Brief
Your response should match the records line for line.

[App and web page records]
:::::
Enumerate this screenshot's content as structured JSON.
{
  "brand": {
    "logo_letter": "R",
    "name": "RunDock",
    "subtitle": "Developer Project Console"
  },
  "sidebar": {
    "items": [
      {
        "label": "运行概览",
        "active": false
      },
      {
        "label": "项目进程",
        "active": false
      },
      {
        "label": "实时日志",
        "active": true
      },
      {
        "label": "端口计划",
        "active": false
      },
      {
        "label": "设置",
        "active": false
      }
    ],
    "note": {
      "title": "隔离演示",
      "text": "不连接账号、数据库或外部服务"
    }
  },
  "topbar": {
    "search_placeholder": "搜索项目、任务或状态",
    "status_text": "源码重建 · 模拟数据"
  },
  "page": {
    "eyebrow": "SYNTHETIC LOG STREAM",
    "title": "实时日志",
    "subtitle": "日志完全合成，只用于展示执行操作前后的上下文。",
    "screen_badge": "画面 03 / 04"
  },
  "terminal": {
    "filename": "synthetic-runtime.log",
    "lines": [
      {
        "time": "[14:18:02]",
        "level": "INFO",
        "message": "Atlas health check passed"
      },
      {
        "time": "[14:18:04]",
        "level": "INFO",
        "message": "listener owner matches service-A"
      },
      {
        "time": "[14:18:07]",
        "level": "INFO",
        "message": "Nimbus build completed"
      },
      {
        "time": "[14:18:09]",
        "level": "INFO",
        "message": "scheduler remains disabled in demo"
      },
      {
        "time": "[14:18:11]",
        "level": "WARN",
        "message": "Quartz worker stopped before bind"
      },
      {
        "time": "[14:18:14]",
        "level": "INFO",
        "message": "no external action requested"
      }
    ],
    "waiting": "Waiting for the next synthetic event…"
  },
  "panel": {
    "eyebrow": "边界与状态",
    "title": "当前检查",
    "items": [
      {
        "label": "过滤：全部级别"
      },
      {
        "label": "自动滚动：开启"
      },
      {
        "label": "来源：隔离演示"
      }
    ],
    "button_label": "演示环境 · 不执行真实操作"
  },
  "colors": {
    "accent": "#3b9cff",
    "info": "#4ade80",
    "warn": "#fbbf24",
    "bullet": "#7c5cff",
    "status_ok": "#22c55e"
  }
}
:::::
Exercise result
Enumerate this screenshot's content as structured JSON.
{
  "brand": {
    "logo_letter": "R",
    "name": "RunDock",
    "subtitle": "Developer Project Console"
  },
  "sidebar": {
    "items": [
      {
        "label": "运行概览",
        "active": false
      },
      {
        "label": "项目进程",
        "active": false
      },
      {
        "label": "实时日志",
        "active": true
      },
      {
        "label": "端口计划",
        "active": false
      },
      {
        "label": "设置",
        "active": false
      }
    ],
    "note": {
      "title": "隔离演示",
      "text": "不连接账号、数据库或外部服务"
    }
  },
  "topbar": {
    "search_placeholder": "搜索项目、任务或状态",
    "status_text": "源码重建 · 模拟数据"
  },
  "page": {
    "eyebrow": "SYNTHETIC LOG STREAM",
    "title": "实时日志",
    "subtitle": "日志完全合成，只用于展示执行操作前后的上下文。",
    "screen_badge": "画面 03 / 04"
  },
  "terminal": {
    "filename": "synthetic-runtime.log",
    "lines": [
      {
        "time": "[14:18:02]",
        "level": "INFO",
        "message": "Atlas health check passed"
      },
      {
        "time": "[14:18:04]",
        "level": "INFO",
        "message": "listener owner matches service-A"
      },
      {
        "time": "[14:18:07]",
        "level": "INFO",
        "message": "Nimbus build completed"
      },
      {
        "time": "[14:18:09]",
        "level": "INFO",
        "message": "scheduler remains disabled in demo"
      },
      {
        "time": "[14:18:11]",
        "level": "WARN",
        "message": "Quartz worker stopped before bind"
      },
      {
        "time": "[14:18:14]",
        "level": "INFO",
        "message": "no external action requested"
      }
    ],
    "waiting": "Waiting for the next synthetic event…"
  },
  "panel": {
    "eyebrow": "边界与状态",
    "title": "当前检查",
    "items": [
      {
        "label": "过滤：全部级别"
      },
      {
        "label": "自动滚动：开启"
      },
      {
        "label": "来源：隔离演示"
      }
    ],
    "button_label": "演示环境 · 不执行真实操作"
  },
  "colors": {
    "accent": "#3b9cff",
    "info": "#4ade80",
    "warn": "#fbbf24",
    "bullet": "#7c5cff",
    "status_ok": "#22c55e"
  }
}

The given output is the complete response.